Reducing Childhood exposure to lead study

University of Ibadan, Ibadan, Oyo State, Nigeria


Healthy children are the world's greatest assets

Members of the RECLES team

Arc. Eugenious Adebamowo, Department of Civil Engineering, University of Ibadan, Oyo State, Nigeria

 

Dr. Oluwole Agbede, Department of Civil Engineering, University of Ibadan

 

Professor Mynepalli Sridhar, Department of Epidemiology, Medical Statistics and Environmental Health, University of Ibadan, Ibadan, Nigeria

 

Professor Clement Adebamowo, Division of Oncology, Department of Surgery, University of Ibadan, Ibadan, Nigeria 

 

Lead is one of the most ubiquitous and poisonous heavy metal. It is widely distributed in the environment (air, soil, sediment, surface and ground water, food, dust, paint) and biological systems. It occurs both naturally and as a result of human activities. One of the commonest sources of human exposure to lead is through exhaust from use of leaded petrol. However this practice is being discontinued worldwide thereby shifting the focus to other sources of lead exposure such as the domestic environment through house paint, potable water, house dust and soil.

The toxic effects of lead may involve several organ systems within the body and may vary from subtle biochemical effects to clinical features of lead poisoning (plumbism). Significant exposure affects the nervous, hematological, renal and reproductive systems leading to anemia, nephrotoxicity, developmental delays, hypertension and behavioral disorders etc. While both adults and children can suffer from chronic low dose lead exposure, the effect is more marked in children. Children can be exposed to lead chronically in the domestic environment through the use of lead-based paint, lead-contaminated water, and dust. Lead-based paints are the most common sources of exposure of children to lead in the domestic environment.

Nigeria, like many developing countries, has been undergoing severe economic crisis. This has led to significant reduction in activity in all aspects of the economy including the construction industry. As a result many housing units are old and have not been renovated for many years. They are therefore likely to have old, flaking paint which is associated with increased risk of childhood lead poisoning.  Common paints available in Nigeria are mostly the gloss and emulsion varieties for house paints and silken and auto base for vehicle paints.  Other special types exist, with most manufactured in Nigeria.  Most paints containers only indicate direction for effective use and they have no information on composition.

            Pipe-borne water is another common source of chronic low dose lead exposure in the domestic environment.  In some areas with soft water, leaded water pipes and solders, the level of lead in the water rises significantly. Ordinarily, the concentration of lead in nature (e.g. ground and surface water) is generally low, but unwholesome human practices have led to somewhat increased levels in water especially run off water.  With leaded water-pipes and solders, the level of lead in water can rise considerably.
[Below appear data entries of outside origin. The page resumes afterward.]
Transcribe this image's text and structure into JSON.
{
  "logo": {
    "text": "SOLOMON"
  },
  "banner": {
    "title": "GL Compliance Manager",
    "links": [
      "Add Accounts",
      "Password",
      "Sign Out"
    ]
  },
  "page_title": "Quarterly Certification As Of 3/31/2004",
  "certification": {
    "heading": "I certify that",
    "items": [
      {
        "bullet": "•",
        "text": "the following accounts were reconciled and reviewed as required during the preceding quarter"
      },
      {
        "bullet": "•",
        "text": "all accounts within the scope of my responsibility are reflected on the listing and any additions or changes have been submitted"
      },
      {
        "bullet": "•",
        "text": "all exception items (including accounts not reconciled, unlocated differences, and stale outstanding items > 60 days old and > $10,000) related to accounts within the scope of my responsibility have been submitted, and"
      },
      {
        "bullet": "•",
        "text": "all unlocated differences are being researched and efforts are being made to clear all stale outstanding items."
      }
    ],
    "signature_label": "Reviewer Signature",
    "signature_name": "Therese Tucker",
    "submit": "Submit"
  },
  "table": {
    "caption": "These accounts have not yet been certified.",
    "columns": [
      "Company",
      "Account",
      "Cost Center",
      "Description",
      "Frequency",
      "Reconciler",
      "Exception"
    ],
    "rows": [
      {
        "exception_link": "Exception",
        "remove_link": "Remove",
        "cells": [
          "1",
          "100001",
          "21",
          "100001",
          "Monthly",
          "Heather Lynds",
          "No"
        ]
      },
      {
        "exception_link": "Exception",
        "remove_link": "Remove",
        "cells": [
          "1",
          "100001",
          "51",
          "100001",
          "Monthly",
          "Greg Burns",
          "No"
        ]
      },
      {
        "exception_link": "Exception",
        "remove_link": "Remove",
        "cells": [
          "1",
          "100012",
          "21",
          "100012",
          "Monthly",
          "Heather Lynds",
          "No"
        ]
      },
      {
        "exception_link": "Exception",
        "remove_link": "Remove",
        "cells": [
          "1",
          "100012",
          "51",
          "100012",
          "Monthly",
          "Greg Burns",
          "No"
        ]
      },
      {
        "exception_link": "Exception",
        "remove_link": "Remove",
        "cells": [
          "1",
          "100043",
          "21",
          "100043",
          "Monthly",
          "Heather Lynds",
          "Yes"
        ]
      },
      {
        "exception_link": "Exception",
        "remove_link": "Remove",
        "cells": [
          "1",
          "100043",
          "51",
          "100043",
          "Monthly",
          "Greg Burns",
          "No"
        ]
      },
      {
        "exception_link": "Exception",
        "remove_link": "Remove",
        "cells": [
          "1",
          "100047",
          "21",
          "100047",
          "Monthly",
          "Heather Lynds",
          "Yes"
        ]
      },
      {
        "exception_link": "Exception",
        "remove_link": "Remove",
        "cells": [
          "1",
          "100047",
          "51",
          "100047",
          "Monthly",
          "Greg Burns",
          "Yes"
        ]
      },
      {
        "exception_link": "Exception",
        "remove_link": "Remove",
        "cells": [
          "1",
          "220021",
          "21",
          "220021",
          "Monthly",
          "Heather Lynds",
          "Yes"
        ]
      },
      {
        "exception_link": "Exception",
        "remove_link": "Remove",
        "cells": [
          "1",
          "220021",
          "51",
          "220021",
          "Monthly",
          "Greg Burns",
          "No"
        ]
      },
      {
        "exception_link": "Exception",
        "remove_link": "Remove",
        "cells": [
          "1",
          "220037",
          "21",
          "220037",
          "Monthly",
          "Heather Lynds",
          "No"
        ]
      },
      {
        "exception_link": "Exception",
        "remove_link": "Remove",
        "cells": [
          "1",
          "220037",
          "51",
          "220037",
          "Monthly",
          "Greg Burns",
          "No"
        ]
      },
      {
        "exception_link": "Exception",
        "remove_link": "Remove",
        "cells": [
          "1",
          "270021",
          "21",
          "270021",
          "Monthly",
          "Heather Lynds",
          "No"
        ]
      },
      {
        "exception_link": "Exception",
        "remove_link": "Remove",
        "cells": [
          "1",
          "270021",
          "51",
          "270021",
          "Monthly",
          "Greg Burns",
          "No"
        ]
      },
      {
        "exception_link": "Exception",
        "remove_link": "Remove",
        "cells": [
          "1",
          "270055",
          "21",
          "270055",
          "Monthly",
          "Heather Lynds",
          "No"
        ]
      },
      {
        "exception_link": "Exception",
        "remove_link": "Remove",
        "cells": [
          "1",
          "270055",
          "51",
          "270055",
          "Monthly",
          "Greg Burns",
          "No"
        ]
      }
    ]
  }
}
In Nigeria, there is poor municipal water supply with significant proportion of the population reliant on ground water and run-offs for their source of potable water. The lead level in such sources of water is often unknown and the water is hardly treated before use. However, several studies have shown that their levels were above the permissible levels.

            Children can also be exposed to lead through dust inhalation and ingestion. The amount of lead ingested depends on the lead level of the soil, the looseness and whether the area is landscaped. Within buildings, window wells are the strongest independent predictors of blood lead levels in children, regardless of the condition of the building. With this background, we, members of this research team decided to start a comprehensive translational research program on lead exposure. We started with evaluation of the knowledge, attitudes and practices towards lead exposure in South Western Nigeria. This will enable us develop the most appropriate health education materials and message about this environmental health problem. These studies are now being published:

1. http://www.biomedcentral.com/1471-2458/6/82/abstract

2. http://www.ncbi.nlm.nih.gov/entrez/query.fcgi?db=pubmed&cmd=Retrieve&dopt=AbstractPlus&list_uids=16962644&query_hl=1&itool=pubmed_docsum.